St. Petersburg, Florida
Salvador Dalí is neither American nor Russian, but he is responsible for bringing tourism to St. Petersburg. Housing the largest collection of the Spanish surrealist artist’s works outside of Europe, this Florida city’s Dalí museum is a work of art in itself, with a geodesic glass design bubbling over the building’s facade. St. Petersburg’s Museum of Fine Arts, Morean Arts Center, and Chihuly Collection of glassworks also appeal to art lovers. Post cultural excursions, hit the sugar-white beaches of the five islands comprising Fort de Soto park just offshore.

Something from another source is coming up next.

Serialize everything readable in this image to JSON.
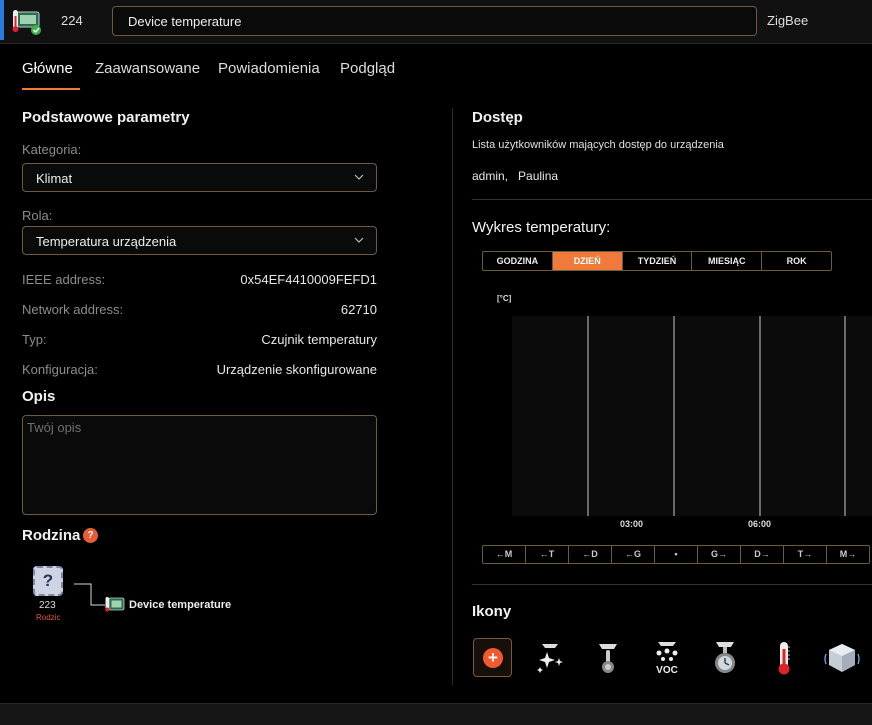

It’s no 17th-century palace, but the Woodford Reserve Distillery in Versailles, KY, is a National Historic Landmark that’s been churning out bourbon since 1812. Visitors can continue along the Bourbon Trail from there, with the nearby Wild Turkey distillery up next. Switch to wine at the Wildside Winery one day, or take the family on a tour of the city’s railroad museum. All ages are welcome at WinStar Farm where some of the US’ most impressive racehorses are bred. If thoroughbreds are really your thing, Churchill Downs is only an hour away in Louisville.
Nowhere near Austria, Vienna, VA, is a stone’s throw from one national capital: Washington, DC. It’s a sweet, simple town with a lot of scenic appeal. The Meadowlark Botanical Garden is a top draw, as is the Wolf Trap National Park for the Performing Arts, the only national park in the country dedicated to staging the arts. Come for pop, opera, jazz, or country performances in the fresh air, or make it a family outing at the Children’s Theatre-in-the-Woods. When it’s just the big kids, check out Jammin Java in town for live music, where even a big name like Paramore or Bon Iver might show up.